WORK TO COMPLETE
Exactly as they appear, output all of the records. Skip any images.

DATASET ENTRIES
◆ ◆ ◆ ◆ ◆

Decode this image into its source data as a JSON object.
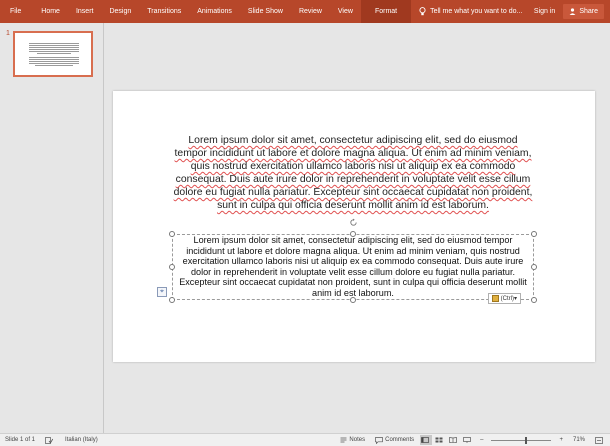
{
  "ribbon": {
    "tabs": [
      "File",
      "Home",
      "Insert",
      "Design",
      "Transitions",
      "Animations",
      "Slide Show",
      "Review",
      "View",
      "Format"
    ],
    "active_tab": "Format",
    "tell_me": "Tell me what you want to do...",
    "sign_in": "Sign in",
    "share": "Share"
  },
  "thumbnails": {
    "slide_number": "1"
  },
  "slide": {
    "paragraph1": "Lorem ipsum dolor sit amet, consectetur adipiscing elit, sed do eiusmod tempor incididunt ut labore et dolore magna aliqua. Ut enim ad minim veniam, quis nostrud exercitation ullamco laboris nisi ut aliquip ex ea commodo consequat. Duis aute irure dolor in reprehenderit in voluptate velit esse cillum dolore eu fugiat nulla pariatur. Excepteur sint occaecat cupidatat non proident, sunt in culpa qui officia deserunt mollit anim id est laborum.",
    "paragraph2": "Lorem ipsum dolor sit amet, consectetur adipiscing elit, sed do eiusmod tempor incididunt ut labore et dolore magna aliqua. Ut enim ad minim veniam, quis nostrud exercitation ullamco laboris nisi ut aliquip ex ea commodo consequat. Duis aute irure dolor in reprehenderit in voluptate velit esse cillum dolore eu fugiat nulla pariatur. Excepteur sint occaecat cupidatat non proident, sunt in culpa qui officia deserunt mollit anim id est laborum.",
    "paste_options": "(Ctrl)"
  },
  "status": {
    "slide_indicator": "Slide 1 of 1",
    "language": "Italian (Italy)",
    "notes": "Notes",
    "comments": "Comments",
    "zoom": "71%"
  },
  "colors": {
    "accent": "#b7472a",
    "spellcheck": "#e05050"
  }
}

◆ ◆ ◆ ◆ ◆

FINISHED EXERCISE
Decode this image into its source data as a JSON object.
{
  "ribbon": {
    "tabs": [
      "File",
      "Home",
      "Insert",
      "Design",
      "Transitions",
      "Animations",
      "Slide Show",
      "Review",
      "View",
      "Format"
    ],
    "active_tab": "Format",
    "tell_me": "Tell me what you want to do...",
    "sign_in": "Sign in",
    "share": "Share"
  },
  "thumbnails": {
    "slide_number": "1"
  },
  "slide": {
    "paragraph1": "Lorem ipsum dolor sit amet, consectetur adipiscing elit, sed do eiusmod tempor incididunt ut labore et dolore magna aliqua. Ut enim ad minim veniam, quis nostrud exercitation ullamco laboris nisi ut aliquip ex ea commodo consequat. Duis aute irure dolor in reprehenderit in voluptate velit esse cillum dolore eu fugiat nulla pariatur. Excepteur sint occaecat cupidatat non proident, sunt in culpa qui officia deserunt mollit anim id est laborum.",
    "paragraph2": "Lorem ipsum dolor sit amet, consectetur adipiscing elit, sed do eiusmod tempor incididunt ut labore et dolore magna aliqua. Ut enim ad minim veniam, quis nostrud exercitation ullamco laboris nisi ut aliquip ex ea commodo consequat. Duis aute irure dolor in reprehenderit in voluptate velit esse cillum dolore eu fugiat nulla pariatur. Excepteur sint occaecat cupidatat non proident, sunt in culpa qui officia deserunt mollit anim id est laborum.",
    "paste_options": "(Ctrl)"
  },
  "status": {
    "slide_indicator": "Slide 1 of 1",
    "language": "Italian (Italy)",
    "notes": "Notes",
    "comments": "Comments",
    "zoom": "71%"
  },
  "colors": {
    "accent": "#b7472a",
    "spellcheck": "#e05050"
  }
}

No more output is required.